Livestrong, or the Lance Armstrong Foundation, the cancer advocacy and awareness organization started by the megastar athlete, is likely to suffer a decline in revenue this year of between 10 and 20 percent. LAF pulled in about $50 million a year in 2009 and 2010, despite a sluggish economy. The estimate came by way of a statement from Doug White, the academic director of New York University’s Heyman Center for Philanthropy & Fundraising. It’s based on past examples of other charities that have faced scandal.

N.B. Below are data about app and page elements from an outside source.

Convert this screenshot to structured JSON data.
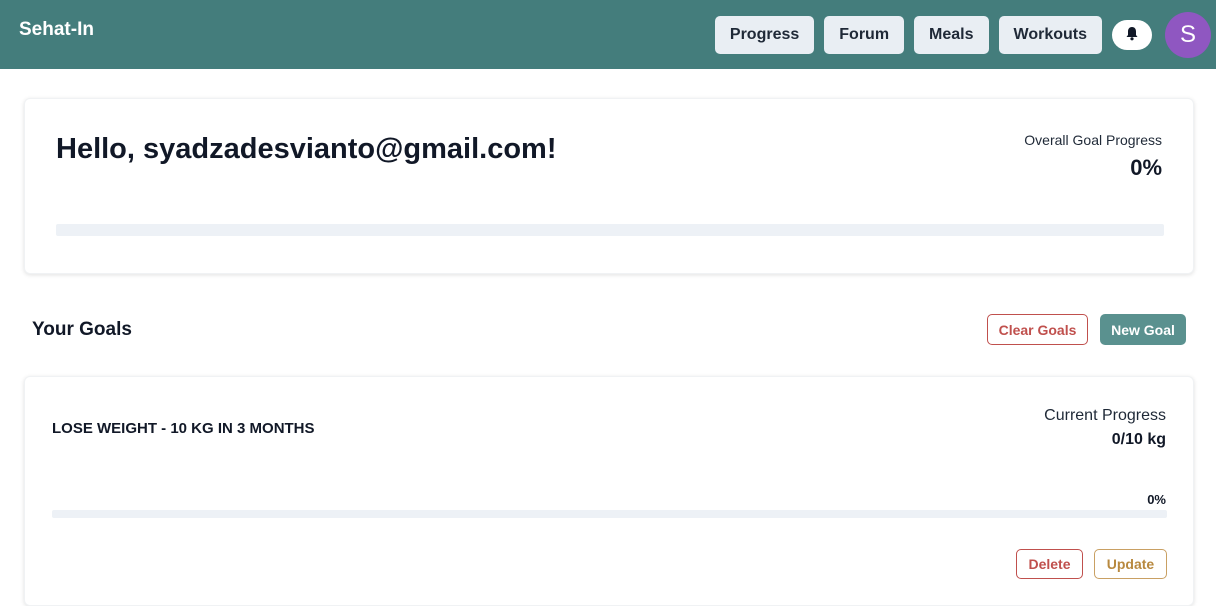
{
  "header": {
    "brand": "Sehat-In",
    "nav": [
      {
        "label": "Progress"
      },
      {
        "label": "Forum"
      },
      {
        "label": "Meals"
      },
      {
        "label": "Workouts"
      }
    ],
    "notifications_icon": "bell-icon",
    "avatar_letter": "S"
  },
  "greeting": {
    "text": "Hello, syadzadesvianto@gmail.com!",
    "overall_label": "Overall Goal Progress",
    "overall_value": "0%",
    "overall_fraction": 0
  },
  "goals_section": {
    "title": "Your Goals",
    "clear_label": "Clear Goals",
    "new_label": "New Goal"
  },
  "goals": [
    {
      "title": "LOSE WEIGHT - 10 KG IN 3 MONTHS",
      "progress_label": "Current Progress",
      "progress_value": "0/10 kg",
      "percent_text": "0%",
      "fraction": 0,
      "delete_label": "Delete",
      "update_label": "Update"
    }
  ],
  "colors": {
    "header_bg": "#447d7c",
    "accent_teal": "#5a918f",
    "danger": "#c0504d",
    "warning": "#b8893f",
    "avatar_bg": "#8f57c1"
  }
}
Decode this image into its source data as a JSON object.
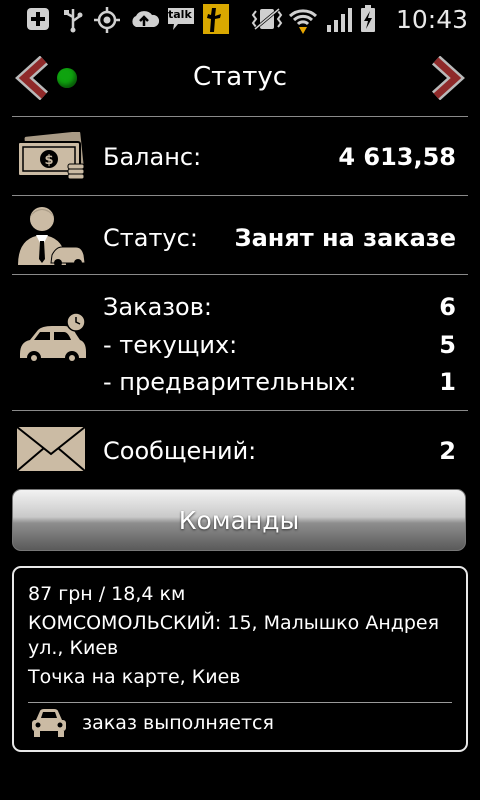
{
  "statusbar": {
    "time": "10:43",
    "icons": [
      "add-icon",
      "usb-icon",
      "gps-icon",
      "cloud-upload-icon",
      "talk-icon",
      "app-icon",
      "vibrate-icon",
      "wifi-icon",
      "signal-icon",
      "battery-charging-icon"
    ],
    "talk_label": "talk"
  },
  "header": {
    "title": "Статус",
    "online_color": "#0fa30f"
  },
  "balance": {
    "label": "Баланс:",
    "value": "4 613,58"
  },
  "status": {
    "label": "Статус:",
    "value": "Занят на заказе"
  },
  "orders": {
    "total_label": "Заказов:",
    "total_value": "6",
    "current_label": "- текущих:",
    "current_value": "5",
    "preliminary_label": "- предварительных:",
    "preliminary_value": "1"
  },
  "messages": {
    "label": "Сообщений:",
    "value": "2"
  },
  "commands_button": {
    "label": "Команды"
  },
  "order_card": {
    "price_distance": "87 грн / 18,4 км",
    "address_line1": "КОМСОМОЛЬСКИЙ: 15, Малышко Андрея",
    "address_line2": "ул., Киев",
    "destination": "Точка на карте, Киев",
    "state": "заказ выполняется"
  },
  "colors": {
    "icon_tan": "#cbbba4",
    "arrow_red": "#8f2a2a"
  }
}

Public scrutiny intensified recently when former teammate and known doper Tyler Hamilton appeared on 60 Minutes to finally cop to using performance enhancing drugs for much of his professional career, and to reveal some very damaging things about Armstrong, the leadership of the U.S. Postal team, as well as details about how the drugs are doled out and when (before competition, not during). The bombshell was Hamilton’s assertion that Armstrong has indeed tested positive, but worked with race organizers to cover it up. If you look closely at Armstrong’s quotes in the media, they are always variations on never-tested-positive rather than never-doped.